Physicians saw in garum all of the health benefits of salt fish contained in a bottle.  It was prescribed as a medicine or, more commonly, mixed with other ingredients to make a medicine, usually for digestive disorders, and for such problems as sores, for which salt has clear healing powers.  It was also prescribed for tuberculosis and migraine headaches!
I have written a little bit of salt today, but it will be continued in order to find more significance of salt.
Your Pastor

More Lively Hope



Please pray for health & God’s healing: Ps Ki, Rev George & Sis Nan van Buuren, Rev Peter Clements, Rev David Koo, Rev Timothy Tow, Dr S H Tow, Preacher Zhang, Dn Yaw Chiew Tan; Bros S Dhamarlingam, Makoto Kobayashi, Raphael Ng’s father, & Winston Selvanayagam; Sisters Sheila George, Myung Ki, Alice Lee’s father, Aranka Rejtoe, Chrisanthi Selvanayagam, Iris Surman, Juanita Tong, Susan Veradi, & Giok Yeo’s sister-in-law; Auntie Oei & others in affliction. "The Lord is my strength and my shield; my heart trusted in him, and I am helped:” (Ps 28:7a).

Please pray for – a) Cambodia Missions - Rev & Mrs Luke Kim (Veal Renh); b) Laos Missions - Bro S Dhamarlingam; c) Pastors & believers in India & Pakistan; d) Sketch n’ Tell Ministry - Bro H S Lim; e) Journey Mercies - Dn Ngie Joo & Sis Sooi Chin Gong; Bros Raphael Ng, Joseph Selvanayagam, Daniel Volvricht, Charles Yeo & family; Sisters Mei & family, Joyce Gong, Bernadette Lee, Josephine Lee (Melb); Sis Sally Law (Camp); Chong family, Bro Peter & Sis Sonia Mitchell (Flinders Ranges); Sis Rachel Volvricht (Adl); Bros Jason Teng (Syd-Adl), Bro Josh Tan (Singapore); Mr Phil Surman & family (KL); others travelling during school vacation; f) Jobs for - Mr Leo Xeng & Sis Yee Min Tee; g) Salvation of those who received tracts in the September 30 in 30 event.

Praise and Thank God for – a) YAF Bible Study, Men’s Prayer Breakfast Meeting, Sunday School’s Parents and Children’s dinner; b) Journey mercies - Bros Joseph Selvanayagam (Adl) & Tony Tong (M’sia); Bro Craig & Sis Clara Samels, Bro Checkie Mah, Sisters Amber Au, Bindu George, Shirley Tong (Adl); c) YAF members - All those involved with the evangelism event “September 30 in 30”; d) Successful surgery for Bro Winston Selvanayagam.

Special prayers for God’s blessing on the wedding of Bro Joshua Lim & Sis Pamela Ong on Sat 7 Oct in Melb.

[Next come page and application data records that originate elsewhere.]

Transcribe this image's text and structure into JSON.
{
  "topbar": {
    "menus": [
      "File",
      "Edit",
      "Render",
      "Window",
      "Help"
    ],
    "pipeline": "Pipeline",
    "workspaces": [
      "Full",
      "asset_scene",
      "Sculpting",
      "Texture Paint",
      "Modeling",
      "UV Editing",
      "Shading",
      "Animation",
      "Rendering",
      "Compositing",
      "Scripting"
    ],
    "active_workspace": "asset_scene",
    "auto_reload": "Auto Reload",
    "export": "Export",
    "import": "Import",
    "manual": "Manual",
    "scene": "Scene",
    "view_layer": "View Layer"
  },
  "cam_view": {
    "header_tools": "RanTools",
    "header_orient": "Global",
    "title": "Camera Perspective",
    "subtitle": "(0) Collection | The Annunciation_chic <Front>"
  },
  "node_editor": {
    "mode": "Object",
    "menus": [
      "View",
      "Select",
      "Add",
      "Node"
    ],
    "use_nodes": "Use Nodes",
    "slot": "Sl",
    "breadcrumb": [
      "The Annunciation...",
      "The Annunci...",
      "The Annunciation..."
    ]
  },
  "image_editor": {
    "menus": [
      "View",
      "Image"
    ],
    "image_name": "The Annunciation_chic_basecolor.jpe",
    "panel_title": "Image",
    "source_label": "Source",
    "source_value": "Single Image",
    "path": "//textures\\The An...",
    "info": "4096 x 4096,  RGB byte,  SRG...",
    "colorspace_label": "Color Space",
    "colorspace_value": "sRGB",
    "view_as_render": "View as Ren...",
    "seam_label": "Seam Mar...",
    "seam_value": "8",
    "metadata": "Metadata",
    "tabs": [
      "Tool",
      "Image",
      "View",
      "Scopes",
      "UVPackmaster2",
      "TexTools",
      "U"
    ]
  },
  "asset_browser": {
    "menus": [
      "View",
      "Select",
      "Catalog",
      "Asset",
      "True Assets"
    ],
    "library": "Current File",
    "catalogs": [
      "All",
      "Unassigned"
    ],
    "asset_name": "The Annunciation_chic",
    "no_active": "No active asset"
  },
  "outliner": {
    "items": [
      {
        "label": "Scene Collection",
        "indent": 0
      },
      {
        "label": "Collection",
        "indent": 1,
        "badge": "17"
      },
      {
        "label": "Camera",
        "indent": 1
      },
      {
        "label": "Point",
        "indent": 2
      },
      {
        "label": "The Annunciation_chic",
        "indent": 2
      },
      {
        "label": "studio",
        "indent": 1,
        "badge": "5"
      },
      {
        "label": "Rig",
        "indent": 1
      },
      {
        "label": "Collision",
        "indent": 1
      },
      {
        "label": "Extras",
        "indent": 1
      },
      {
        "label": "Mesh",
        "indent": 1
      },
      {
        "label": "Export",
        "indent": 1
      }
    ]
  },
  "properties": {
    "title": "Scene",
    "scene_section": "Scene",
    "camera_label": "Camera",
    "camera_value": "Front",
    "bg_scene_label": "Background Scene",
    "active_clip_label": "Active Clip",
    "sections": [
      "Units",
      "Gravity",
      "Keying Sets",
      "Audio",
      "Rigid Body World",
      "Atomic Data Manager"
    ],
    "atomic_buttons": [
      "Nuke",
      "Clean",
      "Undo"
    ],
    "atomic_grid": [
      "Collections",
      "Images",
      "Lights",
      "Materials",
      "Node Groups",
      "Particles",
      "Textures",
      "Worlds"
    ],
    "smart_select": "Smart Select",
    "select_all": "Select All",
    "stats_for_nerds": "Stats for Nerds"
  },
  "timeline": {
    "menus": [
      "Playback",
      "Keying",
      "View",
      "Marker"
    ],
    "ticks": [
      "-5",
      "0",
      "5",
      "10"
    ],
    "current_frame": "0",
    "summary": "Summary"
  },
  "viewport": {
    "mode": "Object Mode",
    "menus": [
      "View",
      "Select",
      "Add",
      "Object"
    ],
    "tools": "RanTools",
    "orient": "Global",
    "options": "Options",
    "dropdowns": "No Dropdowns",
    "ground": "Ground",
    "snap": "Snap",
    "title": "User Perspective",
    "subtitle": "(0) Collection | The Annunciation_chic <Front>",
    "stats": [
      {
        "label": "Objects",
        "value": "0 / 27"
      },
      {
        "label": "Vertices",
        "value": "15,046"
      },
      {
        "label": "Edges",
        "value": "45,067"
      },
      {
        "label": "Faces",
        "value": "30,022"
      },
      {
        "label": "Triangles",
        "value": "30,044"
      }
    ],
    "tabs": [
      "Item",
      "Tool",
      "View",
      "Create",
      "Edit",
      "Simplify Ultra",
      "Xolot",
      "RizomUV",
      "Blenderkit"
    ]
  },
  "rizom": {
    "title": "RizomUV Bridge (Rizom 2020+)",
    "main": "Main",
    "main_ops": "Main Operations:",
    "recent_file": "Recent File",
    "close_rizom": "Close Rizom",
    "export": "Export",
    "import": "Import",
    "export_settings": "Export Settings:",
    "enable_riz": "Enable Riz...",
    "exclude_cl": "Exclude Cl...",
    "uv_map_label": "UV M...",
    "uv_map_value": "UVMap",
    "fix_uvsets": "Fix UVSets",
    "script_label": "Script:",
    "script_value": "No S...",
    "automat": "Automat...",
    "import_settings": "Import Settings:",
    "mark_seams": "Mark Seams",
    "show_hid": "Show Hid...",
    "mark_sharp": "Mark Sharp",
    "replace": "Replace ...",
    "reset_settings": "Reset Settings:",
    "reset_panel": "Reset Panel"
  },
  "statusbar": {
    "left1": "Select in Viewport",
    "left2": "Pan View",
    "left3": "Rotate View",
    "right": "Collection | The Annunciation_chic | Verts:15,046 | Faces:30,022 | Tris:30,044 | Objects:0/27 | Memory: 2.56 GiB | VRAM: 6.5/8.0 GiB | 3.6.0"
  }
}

Please pray for The Lord to provide $8,745 for Pastor’s car fund.



© Hope Bible-Presbyterian Church
14 Bedford Square, Colonel Light Gardens, South Australia 5041